McKibbon, K.A., Lokker, C., & Mathew, D. (2014). List of KT terms evaluated. What is KT? [Web log] URL: http://whatiskt.wikispaces.com/List+of+KT+terms+evaluated [April 6, 2014].

Nylen, K. (2013). Ontario Brain Institute. Paper presented at KM in the AM, York University. URL: http://slidesha.re/16Zng0H [April 13, 2014].

Nutley, S., Walter, I., & Davies, H.T.O. (2007). Using evidence: How research can inform public services. Bristol, UK: Policy Press.

Paul, C. (2011). Strategic communication: Origins, concepts, and current debates. Santa Barbara, USA: ABC-CLIO.

Phipps, D. (2011). A report detailing the development of a university-based knowledge mobilization unit that enhances research outreach and engagement. Scholarly and Research Communication, 2(2), 020502, 13 pp. URL: http://src-online.ca/index.php/src/article/viewFile/31/57 [April 6, 2014].
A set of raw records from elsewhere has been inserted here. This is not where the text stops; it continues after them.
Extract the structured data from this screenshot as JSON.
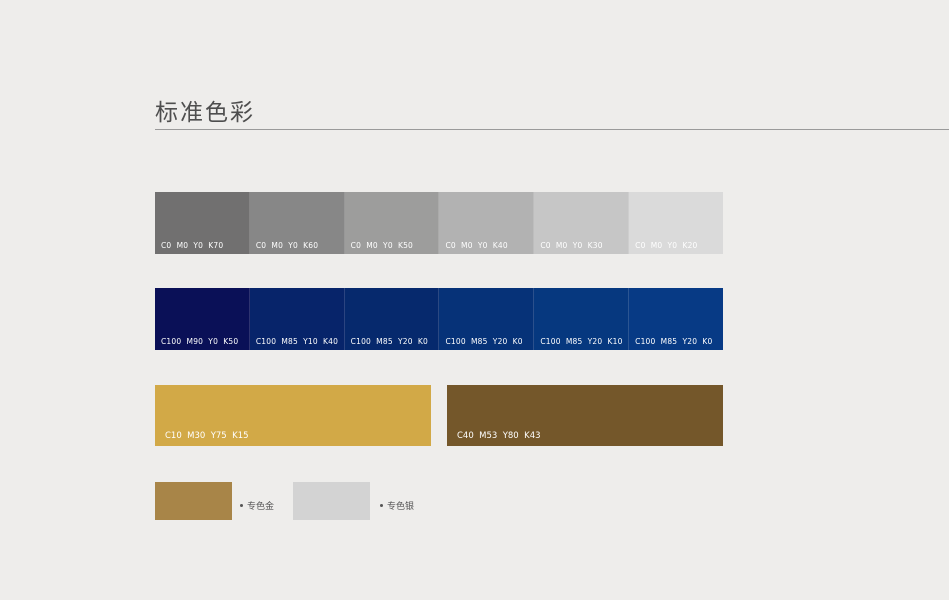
{
  "title": "标准色彩",
  "gray_row": [
    {
      "label": "C0  M0  Y0  K70",
      "color": "#717070"
    },
    {
      "label": "C0  M0  Y0  K60",
      "color": "#878787"
    },
    {
      "label": "C0  M0  Y0  K50",
      "color": "#9d9d9c"
    },
    {
      "label": "C0  M0  Y0  K40",
      "color": "#b2b2b2"
    },
    {
      "label": "C0  M0  Y0  K30",
      "color": "#c6c6c6"
    },
    {
      "label": "C0  M0  Y0  K20",
      "color": "#dadada"
    }
  ],
  "blue_row": [
    {
      "label": "C100  M90  Y0  K50",
      "color": "#0a1057"
    },
    {
      "label": "C100  M85  Y10  K40",
      "color": "#07246a"
    },
    {
      "label": "C100  M85  Y20  K0",
      "color": "#06296d"
    },
    {
      "label": "C100  M85  Y20  K0",
      "color": "#063278"
    },
    {
      "label": "C100  M85  Y20  K10",
      "color": "#06387f"
    },
    {
      "label": "C100  M85  Y20  K0",
      "color": "#073a85"
    }
  ],
  "big_swatches": [
    {
      "label": "C10  M30  Y75  K15",
      "color": "#d2a947"
    },
    {
      "label": "C40  M53  Y80  K43",
      "color": "#74572a"
    }
  ],
  "spot_colors": [
    {
      "label": "专色金",
      "color": "#a88548"
    },
    {
      "label": "专色银",
      "color": "#d3d3d3"
    }
  ]
}
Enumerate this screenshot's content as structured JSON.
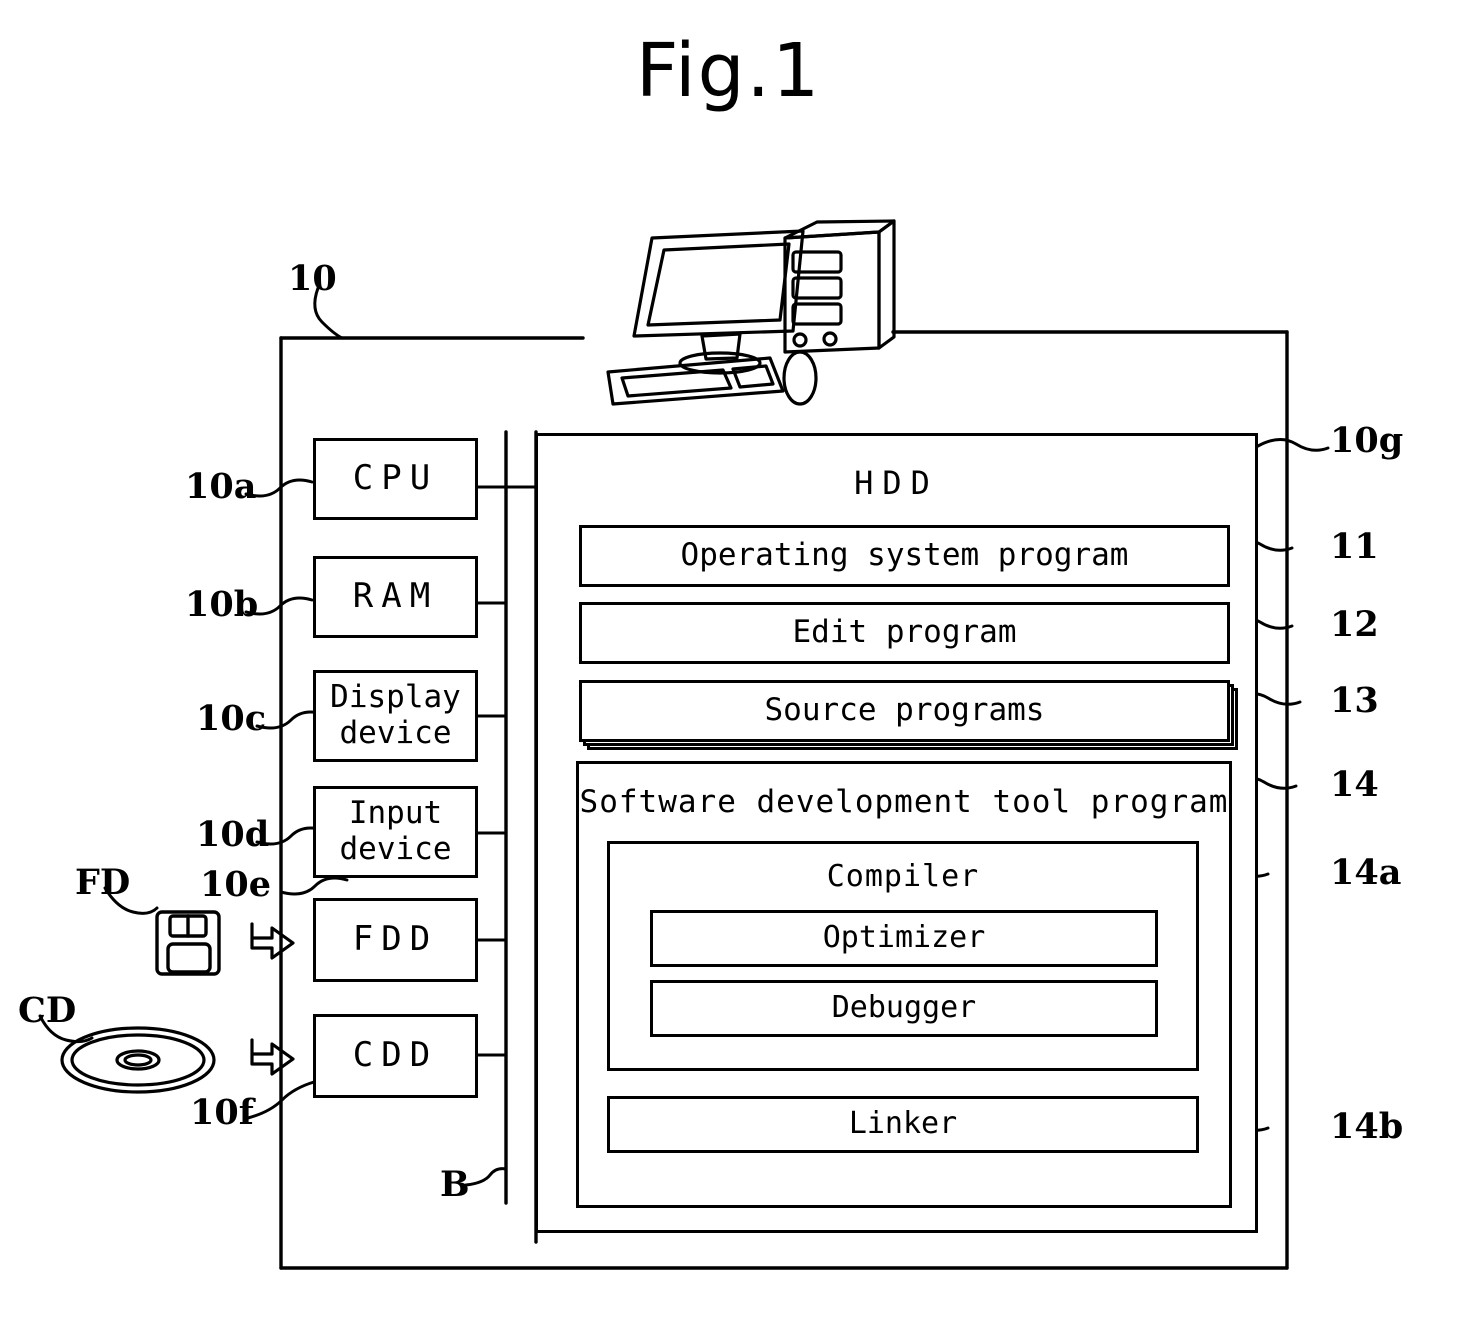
{
  "figure": {
    "title": "Fig.1",
    "type": "patent-block-diagram"
  },
  "outer": {
    "ref": "10"
  },
  "illustration": {
    "name": "computer-illustration",
    "parts": [
      "monitor",
      "tower",
      "keyboard",
      "mouse"
    ]
  },
  "bus": {
    "label": "B"
  },
  "media": {
    "floppy": {
      "label": "FD",
      "icon": "floppy-disk-icon"
    },
    "cd": {
      "label": "CD",
      "icon": "compact-disc-icon"
    }
  },
  "devices": [
    {
      "ref": "10a",
      "label": "CPU",
      "spaced": true
    },
    {
      "ref": "10b",
      "label": "RAM",
      "spaced": true
    },
    {
      "ref": "10c",
      "label": "Display\ndevice",
      "spaced": false
    },
    {
      "ref": "10d",
      "label": "Input\ndevice",
      "spaced": false
    },
    {
      "ref": "10e",
      "label": "FDD",
      "spaced": true
    },
    {
      "ref": "10f",
      "label": "CDD",
      "spaced": true
    }
  ],
  "hdd": {
    "ref": "10g",
    "title": "HDD",
    "items": [
      {
        "ref": "11",
        "label": "Operating system program"
      },
      {
        "ref": "12",
        "label": "Edit program"
      },
      {
        "ref": "13",
        "label": "Source programs",
        "stacked": true
      }
    ],
    "tool": {
      "ref": "14",
      "title": "Software development tool program",
      "compiler": {
        "ref": "14a",
        "title": "Compiler",
        "items": [
          {
            "label": "Optimizer"
          },
          {
            "label": "Debugger"
          }
        ]
      },
      "linker": {
        "ref": "14b",
        "label": "Linker"
      }
    }
  },
  "colors": {
    "stroke": "#000000",
    "background": "#ffffff"
  }
}
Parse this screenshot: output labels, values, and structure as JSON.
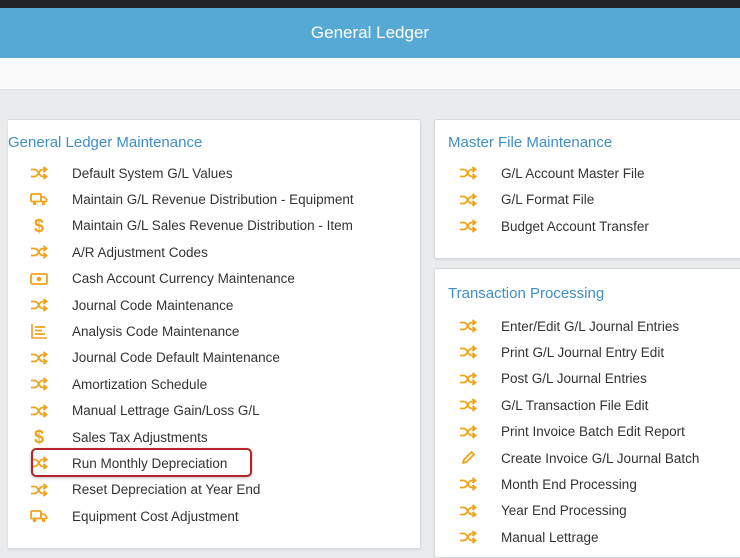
{
  "header": {
    "title": "General Ledger"
  },
  "gl_maintenance": {
    "title": "General Ledger Maintenance",
    "items": [
      {
        "label": "Default System G/L Values",
        "icon": "shuffle-icon"
      },
      {
        "label": "Maintain G/L Revenue Distribution - Equipment",
        "icon": "truck-icon"
      },
      {
        "label": "Maintain G/L Sales Revenue Distribution - Item",
        "icon": "dollar-icon"
      },
      {
        "label": "A/R Adjustment Codes",
        "icon": "shuffle-icon"
      },
      {
        "label": "Cash Account Currency Maintenance",
        "icon": "money-icon"
      },
      {
        "label": "Journal Code Maintenance",
        "icon": "shuffle-icon"
      },
      {
        "label": "Analysis Code Maintenance",
        "icon": "list-icon"
      },
      {
        "label": "Journal Code Default Maintenance",
        "icon": "shuffle-icon"
      },
      {
        "label": "Amortization Schedule",
        "icon": "shuffle-icon"
      },
      {
        "label": "Manual Lettrage Gain/Loss G/L",
        "icon": "shuffle-icon"
      },
      {
        "label": "Sales Tax Adjustments",
        "icon": "dollar-icon"
      },
      {
        "label": "Run Monthly Depreciation",
        "icon": "shuffle-icon"
      },
      {
        "label": "Reset Depreciation at Year End",
        "icon": "shuffle-icon"
      },
      {
        "label": "Equipment Cost Adjustment",
        "icon": "truck-icon"
      }
    ]
  },
  "master_file": {
    "title": "Master File Maintenance",
    "items": [
      {
        "label": "G/L Account Master File",
        "icon": "shuffle-icon"
      },
      {
        "label": "G/L Format File",
        "icon": "shuffle-icon"
      },
      {
        "label": "Budget Account Transfer",
        "icon": "shuffle-icon"
      }
    ]
  },
  "transaction": {
    "title": "Transaction Processing",
    "items": [
      {
        "label": "Enter/Edit G/L Journal Entries",
        "icon": "shuffle-icon"
      },
      {
        "label": "Print G/L Journal Entry Edit",
        "icon": "shuffle-icon"
      },
      {
        "label": "Post G/L Journal Entries",
        "icon": "shuffle-icon"
      },
      {
        "label": "G/L Transaction File Edit",
        "icon": "shuffle-icon"
      },
      {
        "label": "Print Invoice Batch Edit Report",
        "icon": "shuffle-icon"
      },
      {
        "label": "Create Invoice G/L Journal Batch",
        "icon": "pencil-icon"
      },
      {
        "label": "Month End Processing",
        "icon": "shuffle-icon"
      },
      {
        "label": "Year End Processing",
        "icon": "shuffle-icon"
      },
      {
        "label": "Manual Lettrage",
        "icon": "shuffle-icon"
      }
    ]
  },
  "colors": {
    "accent": "#56a9d5",
    "icon": "#f0a21a",
    "title": "#3f8fc4",
    "highlight": "#b8232a"
  }
}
Phipps, D., Jensen, K.E., Johnny, M., & Myers, G. (2013). Field Note: Research summaries improve access and utility of academic research. Scholarly and Research Communication, 4(1), 010503, 17 pp. URL: http://src-online.ca/index.php/src/article/viewFile/44/119 [April 6, 2014].

Phipps, D., & Morton, S. (2013). Qualities of knowledge brokers: reflections from practice. Evidence & Policy, 9(2), 255-265. URL: http://bit.ly/12r6lcy [April 6, 2014].

SSHRC. (2014). Connection Program. URL: http://www.sshrc-crsh.gc.ca/funding-financement/umbrella_programs-programme_cadre/connection-connexion-eng.aspx [October, 2013].

Thorson, K. (2103). Strategic Communications. URL: http://www.oxfordbibliographies.com/view/document/obo-9780199756841/obo-9780199756841-0007.xml [April 6, 2014].

Ward, V., House, A, & Hamer, S. (2009). Knowledge brokering: The missing link in the evidence to action chain. Evidence & Policy, 5(3): 267–79. URL: http://www.ncbi.nlm.nih.gov/pmc/articles/PMC3024540/ [April 15 2014].

Wedlock, J. (2013). Knowledge mobilization to address youth homeless in York region. Paper presented at KM in the AM, York University. [April 15, 2014].


CCSP Press
Scholarly and Research Communication
Volume 5, Issue 3, Article ID 0305175, 14 pages
Journal URL: www.src-online.ca
Received April 14, 2014, Accepted October 25, 2014, Published November 12, 2014

Barwick, Melanie, Phipps, David, Myers, Gary, Johnny, Michael, Coriandoli, Rossana. (2014). Knowledge Translation and Strategic Communications: Unpacking Differences and Similarities for Scholarly and Research Communications. Scholarly and Research Communication, 5(3): 0305175, 14 pp.

© 2014 Melanie Barwick, David Phipps, Gary Meyers, Michael Johnny, & Rossana Coriandoli. This Open Access article is distributed under the terms of the Creative Commons Attribution Non-Commercial License (http://creativecommons.org/licenses/by-nc-nd/2.5/ca), which permits unrestricted non-commercial use, distribution, and reproduction in any medium, provided the original work is properly cited.

Refbacks

  • There are currently no refbacks.